As our old soldiers of World War II fail and fade away, many of their acts of heroism will forever go unheralded. An eighty-year-old veteran of that bitter conflict has written, for your consideration, this personal account of that tragic time in our nation’s history, in hopes that their heroic deeds might not be forgotten.
“When I Return In Spring” is a touching, love story of a country boy, caught up in the avalanche of war. Torn from the arms of his young bride, he faces death in the skies over Germany, as a ball turret gunner on a B 17 Flying Fortress, at a time when one half or the heavy bombers sent into combat are lost before finishing their tour of duty. The loneliness of being separated from everything that matters in his life is more devastating than the deadly enemy that he faces daily and fears deeply.
In one of the little known tragedy of World War II, the book brings to light the heart-rending story of five thousand American prisoners of war who endure a five hundred mile death march across Germany in the dead of winter.

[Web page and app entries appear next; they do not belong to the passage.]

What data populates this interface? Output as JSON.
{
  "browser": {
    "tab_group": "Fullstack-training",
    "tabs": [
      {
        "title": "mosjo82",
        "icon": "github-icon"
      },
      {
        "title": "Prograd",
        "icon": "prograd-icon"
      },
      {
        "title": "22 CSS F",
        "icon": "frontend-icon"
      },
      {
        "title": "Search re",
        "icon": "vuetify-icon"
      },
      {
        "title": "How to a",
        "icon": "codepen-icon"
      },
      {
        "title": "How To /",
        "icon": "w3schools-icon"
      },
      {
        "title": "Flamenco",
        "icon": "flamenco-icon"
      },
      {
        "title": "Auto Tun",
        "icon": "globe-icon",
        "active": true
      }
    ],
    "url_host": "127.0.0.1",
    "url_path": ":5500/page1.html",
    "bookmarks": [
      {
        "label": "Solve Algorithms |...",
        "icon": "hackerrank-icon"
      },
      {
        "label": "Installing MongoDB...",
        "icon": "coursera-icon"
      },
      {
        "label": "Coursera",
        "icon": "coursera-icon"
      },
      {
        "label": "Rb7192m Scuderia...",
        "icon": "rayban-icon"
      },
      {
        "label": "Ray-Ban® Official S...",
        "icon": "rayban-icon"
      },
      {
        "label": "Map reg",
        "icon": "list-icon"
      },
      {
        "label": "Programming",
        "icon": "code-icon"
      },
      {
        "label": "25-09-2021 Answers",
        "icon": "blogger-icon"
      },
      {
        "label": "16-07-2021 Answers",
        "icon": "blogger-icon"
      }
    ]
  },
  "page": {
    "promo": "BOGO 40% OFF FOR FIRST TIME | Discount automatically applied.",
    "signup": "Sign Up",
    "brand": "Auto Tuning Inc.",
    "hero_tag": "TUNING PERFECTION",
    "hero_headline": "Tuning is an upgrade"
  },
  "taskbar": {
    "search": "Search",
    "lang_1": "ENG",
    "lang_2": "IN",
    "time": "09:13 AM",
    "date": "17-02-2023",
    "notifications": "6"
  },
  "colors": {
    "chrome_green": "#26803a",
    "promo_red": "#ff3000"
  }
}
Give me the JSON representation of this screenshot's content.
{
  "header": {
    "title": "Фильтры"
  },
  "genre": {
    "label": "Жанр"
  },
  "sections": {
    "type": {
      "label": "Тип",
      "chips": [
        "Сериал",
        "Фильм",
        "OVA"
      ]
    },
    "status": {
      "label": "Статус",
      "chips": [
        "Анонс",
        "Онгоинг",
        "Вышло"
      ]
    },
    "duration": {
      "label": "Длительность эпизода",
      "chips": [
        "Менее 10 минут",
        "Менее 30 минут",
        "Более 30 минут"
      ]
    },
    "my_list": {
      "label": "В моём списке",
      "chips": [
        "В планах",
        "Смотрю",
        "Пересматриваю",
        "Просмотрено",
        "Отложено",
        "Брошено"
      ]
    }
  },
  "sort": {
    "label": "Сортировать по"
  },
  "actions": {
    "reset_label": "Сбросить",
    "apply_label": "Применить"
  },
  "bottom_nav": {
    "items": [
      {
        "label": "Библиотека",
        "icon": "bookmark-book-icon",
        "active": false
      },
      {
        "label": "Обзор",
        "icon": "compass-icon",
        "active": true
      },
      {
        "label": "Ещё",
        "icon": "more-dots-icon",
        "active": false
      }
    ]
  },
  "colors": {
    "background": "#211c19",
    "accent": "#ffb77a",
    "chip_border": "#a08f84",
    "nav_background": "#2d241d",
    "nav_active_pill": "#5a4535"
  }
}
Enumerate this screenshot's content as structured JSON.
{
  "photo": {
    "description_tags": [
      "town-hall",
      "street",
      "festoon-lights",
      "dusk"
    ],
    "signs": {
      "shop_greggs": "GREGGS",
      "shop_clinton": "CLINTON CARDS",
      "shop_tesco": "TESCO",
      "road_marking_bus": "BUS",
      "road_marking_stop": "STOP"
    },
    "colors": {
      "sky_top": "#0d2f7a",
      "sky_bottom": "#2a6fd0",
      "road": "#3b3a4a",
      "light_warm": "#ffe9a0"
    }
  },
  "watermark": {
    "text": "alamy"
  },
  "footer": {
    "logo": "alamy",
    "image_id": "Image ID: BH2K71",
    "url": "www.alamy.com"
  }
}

After eighty-seven days of hunger, disease and exposure, two thousand of the emaciated prisoners are all that reach the allied lines and freedom.
You will witness a beaten and beleaguered German people, fleeing before the mighty Russian Onslaught, seeking sanctuary behind the allied lines, in the greatest mass migration of human beings since the exodus from Egypt by the Children of Israel.
This fascinating story, devoid of vulgarity, crudeness and profanity, is must reading for every red blooded American, and can be enjoyed by young and old alike. It can well be read as a family project.